Reproduce the records that follow exactly as they appear.

◆ Saved entries ◆
....................

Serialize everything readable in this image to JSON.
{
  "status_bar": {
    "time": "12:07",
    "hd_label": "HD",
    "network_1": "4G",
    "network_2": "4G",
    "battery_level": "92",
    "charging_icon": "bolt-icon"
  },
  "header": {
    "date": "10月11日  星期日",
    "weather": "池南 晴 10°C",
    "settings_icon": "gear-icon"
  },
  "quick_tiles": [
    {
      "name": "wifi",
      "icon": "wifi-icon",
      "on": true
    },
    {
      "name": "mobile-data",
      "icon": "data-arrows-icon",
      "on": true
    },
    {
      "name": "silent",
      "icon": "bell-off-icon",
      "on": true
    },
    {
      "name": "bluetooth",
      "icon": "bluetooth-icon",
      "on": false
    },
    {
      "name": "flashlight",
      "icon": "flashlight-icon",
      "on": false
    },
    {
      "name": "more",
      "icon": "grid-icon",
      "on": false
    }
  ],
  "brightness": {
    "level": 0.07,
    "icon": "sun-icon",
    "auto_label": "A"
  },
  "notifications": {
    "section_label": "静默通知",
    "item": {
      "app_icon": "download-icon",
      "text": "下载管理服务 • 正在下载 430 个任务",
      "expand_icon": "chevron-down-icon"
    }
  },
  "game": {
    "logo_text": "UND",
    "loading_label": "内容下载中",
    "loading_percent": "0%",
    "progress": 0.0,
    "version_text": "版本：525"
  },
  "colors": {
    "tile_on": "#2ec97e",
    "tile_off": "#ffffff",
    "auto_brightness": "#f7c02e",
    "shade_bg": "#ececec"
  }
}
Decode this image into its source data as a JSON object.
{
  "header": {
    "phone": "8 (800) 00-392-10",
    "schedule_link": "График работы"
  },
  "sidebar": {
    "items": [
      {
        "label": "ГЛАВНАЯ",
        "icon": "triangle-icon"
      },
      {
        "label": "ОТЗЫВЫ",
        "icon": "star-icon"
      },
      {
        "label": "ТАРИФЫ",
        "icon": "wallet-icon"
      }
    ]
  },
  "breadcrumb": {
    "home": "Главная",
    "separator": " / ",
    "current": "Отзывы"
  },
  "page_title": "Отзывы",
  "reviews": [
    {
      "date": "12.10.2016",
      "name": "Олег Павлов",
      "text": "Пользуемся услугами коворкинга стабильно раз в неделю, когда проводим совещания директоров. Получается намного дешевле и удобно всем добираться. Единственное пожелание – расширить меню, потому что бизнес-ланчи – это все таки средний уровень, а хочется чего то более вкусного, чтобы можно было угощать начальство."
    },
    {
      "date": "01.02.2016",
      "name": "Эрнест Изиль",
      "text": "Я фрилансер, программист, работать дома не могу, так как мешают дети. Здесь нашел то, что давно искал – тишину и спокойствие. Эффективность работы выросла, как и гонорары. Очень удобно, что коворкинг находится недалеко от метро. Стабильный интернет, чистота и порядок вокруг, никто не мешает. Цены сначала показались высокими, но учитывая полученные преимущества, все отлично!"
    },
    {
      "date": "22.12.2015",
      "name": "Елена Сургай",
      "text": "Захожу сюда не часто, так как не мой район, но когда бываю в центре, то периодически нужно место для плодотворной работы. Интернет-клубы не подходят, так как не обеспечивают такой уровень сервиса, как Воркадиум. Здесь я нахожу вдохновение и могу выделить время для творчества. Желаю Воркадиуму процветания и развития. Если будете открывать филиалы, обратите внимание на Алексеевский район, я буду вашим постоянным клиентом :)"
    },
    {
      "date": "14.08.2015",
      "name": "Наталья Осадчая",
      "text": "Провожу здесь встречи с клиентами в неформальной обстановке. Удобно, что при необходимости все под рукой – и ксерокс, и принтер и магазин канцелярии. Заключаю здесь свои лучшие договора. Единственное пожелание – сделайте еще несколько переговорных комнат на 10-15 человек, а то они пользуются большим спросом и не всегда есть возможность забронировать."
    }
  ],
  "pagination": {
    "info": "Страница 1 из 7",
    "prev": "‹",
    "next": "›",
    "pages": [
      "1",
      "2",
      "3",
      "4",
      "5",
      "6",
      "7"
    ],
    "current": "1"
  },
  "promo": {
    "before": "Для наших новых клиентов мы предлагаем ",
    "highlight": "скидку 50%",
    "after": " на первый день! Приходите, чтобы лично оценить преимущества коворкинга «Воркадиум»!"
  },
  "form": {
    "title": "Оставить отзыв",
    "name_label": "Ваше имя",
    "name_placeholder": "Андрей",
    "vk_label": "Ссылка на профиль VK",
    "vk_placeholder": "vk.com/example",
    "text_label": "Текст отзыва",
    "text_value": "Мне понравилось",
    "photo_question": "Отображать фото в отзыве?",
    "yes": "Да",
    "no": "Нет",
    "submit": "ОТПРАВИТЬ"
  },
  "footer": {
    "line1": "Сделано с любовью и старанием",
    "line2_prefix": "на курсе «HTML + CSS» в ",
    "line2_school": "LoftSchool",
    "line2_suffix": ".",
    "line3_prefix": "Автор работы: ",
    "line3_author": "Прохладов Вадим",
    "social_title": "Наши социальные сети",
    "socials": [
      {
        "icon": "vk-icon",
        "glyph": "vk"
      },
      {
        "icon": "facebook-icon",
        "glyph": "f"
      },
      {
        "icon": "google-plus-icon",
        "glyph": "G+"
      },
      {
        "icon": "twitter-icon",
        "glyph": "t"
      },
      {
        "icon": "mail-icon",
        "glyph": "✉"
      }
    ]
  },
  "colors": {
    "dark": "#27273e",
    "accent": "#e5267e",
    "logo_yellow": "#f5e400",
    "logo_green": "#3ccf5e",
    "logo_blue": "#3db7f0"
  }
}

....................

◆ TASK SOLUTION ◆
Serialize everything readable in this image to JSON.
{
  "status_bar": {
    "time": "12:07",
    "hd_label": "HD",
    "network_1": "4G",
    "network_2": "4G",
    "battery_level": "92",
    "charging_icon": "bolt-icon"
  },
  "header": {
    "date": "10月11日  星期日",
    "weather": "池南 晴 10°C",
    "settings_icon": "gear-icon"
  },
  "quick_tiles": [
    {
      "name": "wifi",
      "icon": "wifi-icon",
      "on": true
    },
    {
      "name": "mobile-data",
      "icon": "data-arrows-icon",
      "on": true
    },
    {
      "name": "silent",
      "icon": "bell-off-icon",
      "on": true
    },
    {
      "name": "bluetooth",
      "icon": "bluetooth-icon",
      "on": false
    },
    {
      "name": "flashlight",
      "icon": "flashlight-icon",
      "on": false
    },
    {
      "name": "more",
      "icon": "grid-icon",
      "on": false
    }
  ],
  "brightness": {
    "level": 0.07,
    "icon": "sun-icon",
    "auto_label": "A"
  },
  "notifications": {
    "section_label": "静默通知",
    "item": {
      "app_icon": "download-icon",
      "text": "下载管理服务 • 正在下载 430 个任务",
      "expand_icon": "chevron-down-icon"
    }
  },
  "game": {
    "logo_text": "UND",
    "loading_label": "内容下载中",
    "loading_percent": "0%",
    "progress": 0.0,
    "version_text": "版本：525"
  },
  "colors": {
    "tile_on": "#2ec97e",
    "tile_off": "#ffffff",
    "auto_brightness": "#f7c02e",
    "shade_bg": "#ececec"
  }
}
Decode this image into its source data as a JSON object.
{
  "header": {
    "phone": "8 (800) 00-392-10",
    "schedule_link": "График работы"
  },
  "sidebar": {
    "items": [
      {
        "label": "ГЛАВНАЯ",
        "icon": "triangle-icon"
      },
      {
        "label": "ОТЗЫВЫ",
        "icon": "star-icon"
      },
      {
        "label": "ТАРИФЫ",
        "icon": "wallet-icon"
      }
    ]
  },
  "breadcrumb": {
    "home": "Главная",
    "separator": " / ",
    "current": "Отзывы"
  },
  "page_title": "Отзывы",
  "reviews": [
    {
      "date": "12.10.2016",
      "name": "Олег Павлов",
      "text": "Пользуемся услугами коворкинга стабильно раз в неделю, когда проводим совещания директоров. Получается намного дешевле и удобно всем добираться. Единственное пожелание – расширить меню, потому что бизнес-ланчи – это все таки средний уровень, а хочется чего то более вкусного, чтобы можно было угощать начальство."
    },
    {
      "date": "01.02.2016",
      "name": "Эрнест Изиль",
      "text": "Я фрилансер, программист, работать дома не могу, так как мешают дети. Здесь нашел то, что давно искал – тишину и спокойствие. Эффективность работы выросла, как и гонорары. Очень удобно, что коворкинг находится недалеко от метро. Стабильный интернет, чистота и порядок вокруг, никто не мешает. Цены сначала показались высокими, но учитывая полученные преимущества, все отлично!"
    },
    {
      "date": "22.12.2015",
      "name": "Елена Сургай",
      "text": "Захожу сюда не часто, так как не мой район, но когда бываю в центре, то периодически нужно место для плодотворной работы. Интернет-клубы не подходят, так как не обеспечивают такой уровень сервиса, как Воркадиум. Здесь я нахожу вдохновение и могу выделить время для творчества. Желаю Воркадиуму процветания и развития. Если будете открывать филиалы, обратите внимание на Алексеевский район, я буду вашим постоянным клиентом :)"
    },
    {
      "date": "14.08.2015",
      "name": "Наталья Осадчая",
      "text": "Провожу здесь встречи с клиентами в неформальной обстановке. Удобно, что при необходимости все под рукой – и ксерокс, и принтер и магазин канцелярии. Заключаю здесь свои лучшие договора. Единственное пожелание – сделайте еще несколько переговорных комнат на 10-15 человек, а то они пользуются большим спросом и не всегда есть возможность забронировать."
    }
  ],
  "pagination": {
    "info": "Страница 1 из 7",
    "prev": "‹",
    "next": "›",
    "pages": [
      "1",
      "2",
      "3",
      "4",
      "5",
      "6",
      "7"
    ],
    "current": "1"
  },
  "promo": {
    "before": "Для наших новых клиентов мы предлагаем ",
    "highlight": "скидку 50%",
    "after": " на первый день! Приходите, чтобы лично оценить преимущества коворкинга «Воркадиум»!"
  },
  "form": {
    "title": "Оставить отзыв",
    "name_label": "Ваше имя",
    "name_placeholder": "Андрей",
    "vk_label": "Ссылка на профиль VK",
    "vk_placeholder": "vk.com/example",
    "text_label": "Текст отзыва",
    "text_value": "Мне понравилось",
    "photo_question": "Отображать фото в отзыве?",
    "yes": "Да",
    "no": "Нет",
    "submit": "ОТПРАВИТЬ"
  },
  "footer": {
    "line1": "Сделано с любовью и старанием",
    "line2_prefix": "на курсе «HTML + CSS» в ",
    "line2_school": "LoftSchool",
    "line2_suffix": ".",
    "line3_prefix": "Автор работы: ",
    "line3_author": "Прохладов Вадим",
    "social_title": "Наши социальные сети",
    "socials": [
      {
        "icon": "vk-icon",
        "glyph": "vk"
      },
      {
        "icon": "facebook-icon",
        "glyph": "f"
      },
      {
        "icon": "google-plus-icon",
        "glyph": "G+"
      },
      {
        "icon": "twitter-icon",
        "glyph": "t"
      },
      {
        "icon": "mail-icon",
        "glyph": "✉"
      }
    ]
  },
  "colors": {
    "dark": "#27273e",
    "accent": "#e5267e",
    "logo_yellow": "#f5e400",
    "logo_green": "#3ccf5e",
    "logo_blue": "#3db7f0"
  }
}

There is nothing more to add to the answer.